═══ SUPPLIED ENTRIES ═══

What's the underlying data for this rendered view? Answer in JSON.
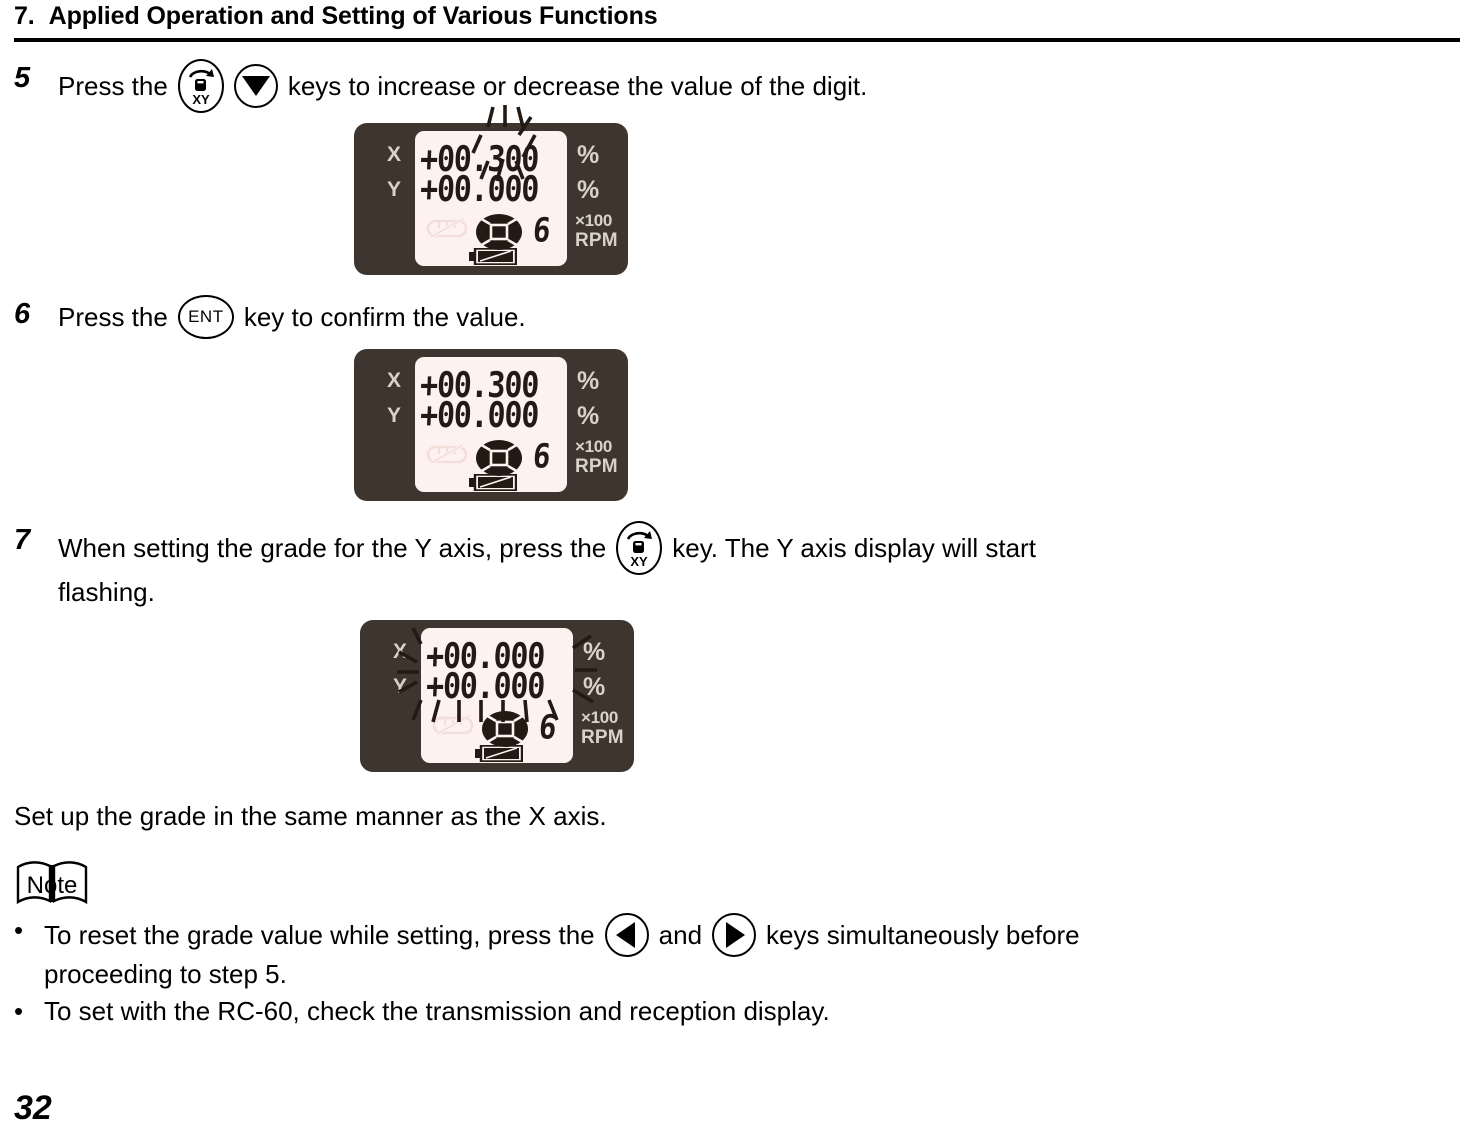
{
  "header": {
    "number": "7.",
    "title": "Applied Operation and Setting of Various Functions"
  },
  "steps": [
    {
      "number": "5",
      "text_before": "Press the",
      "key1": "xy-key",
      "key2": "down-arrow-key",
      "text_after": "keys to increase or decrease the value of the digit."
    },
    {
      "number": "6",
      "text_before": "Press the",
      "key1": "ENT",
      "text_after": "key to confirm the value."
    },
    {
      "number": "7",
      "text_before": "When setting the grade for the Y axis, press the",
      "key1": "xy-key",
      "text_after": "key. The Y axis display will start",
      "line2": "flashing."
    }
  ],
  "displays": [
    {
      "id": "lcd-step5",
      "x_label": "X",
      "y_label": "Y",
      "x_value": "+00.300",
      "y_value": "+00.000",
      "unit_x": "%",
      "unit_y": "%",
      "multiplier": "×100",
      "rpm_label": "RPM",
      "rpm_value": "6",
      "flashing": "x-digit",
      "battery_icon": "battery-icon",
      "rotor_icon": "rotor-icon",
      "laser_icon": "laser-off-icon"
    },
    {
      "id": "lcd-step6",
      "x_label": "X",
      "y_label": "Y",
      "x_value": "+00.300",
      "y_value": "+00.000",
      "unit_x": "%",
      "unit_y": "%",
      "multiplier": "×100",
      "rpm_label": "RPM",
      "rpm_value": "6",
      "flashing": "none",
      "battery_icon": "battery-icon",
      "rotor_icon": "rotor-icon",
      "laser_icon": "laser-off-icon"
    },
    {
      "id": "lcd-step7",
      "x_label": "X",
      "y_label": "Y",
      "x_value": "+00.000",
      "y_value": "+00.000",
      "unit_x": "%",
      "unit_y": "%",
      "multiplier": "×100",
      "rpm_label": "RPM",
      "rpm_value": "6",
      "flashing": "y-row",
      "battery_icon": "battery-icon",
      "rotor_icon": "rotor-icon",
      "laser_icon": "laser-off-icon"
    }
  ],
  "paragraph": "Set up the grade in the same manner as the X axis.",
  "note": {
    "label": "Note",
    "bullet": "•",
    "items": [
      {
        "part1": "To reset the grade value while setting, press the",
        "key1": "left-arrow-key",
        "conjunction": "and",
        "key2": "right-arrow-key",
        "part2": "keys simultaneously before",
        "line2": "proceeding to step 5."
      },
      {
        "part1": "To set with the RC-60, check the transmission and reception display."
      }
    ]
  },
  "footer": {
    "page_number": "32"
  },
  "colors": {
    "lcd_housing": "#3D352E",
    "lcd_face": "#FDF2F0",
    "lcd_segment": "#231A14",
    "lcd_label": "#D9D2CC",
    "text": "#000000",
    "page_bg": "#FFFFFF"
  }
}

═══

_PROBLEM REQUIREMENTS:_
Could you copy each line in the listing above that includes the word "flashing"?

_SOLUTION TO THE PROBLEM:_
      "line2": "flashing."
      "flashing": "x-digit",
      "flashing": "none",
      "flashing": "y-row",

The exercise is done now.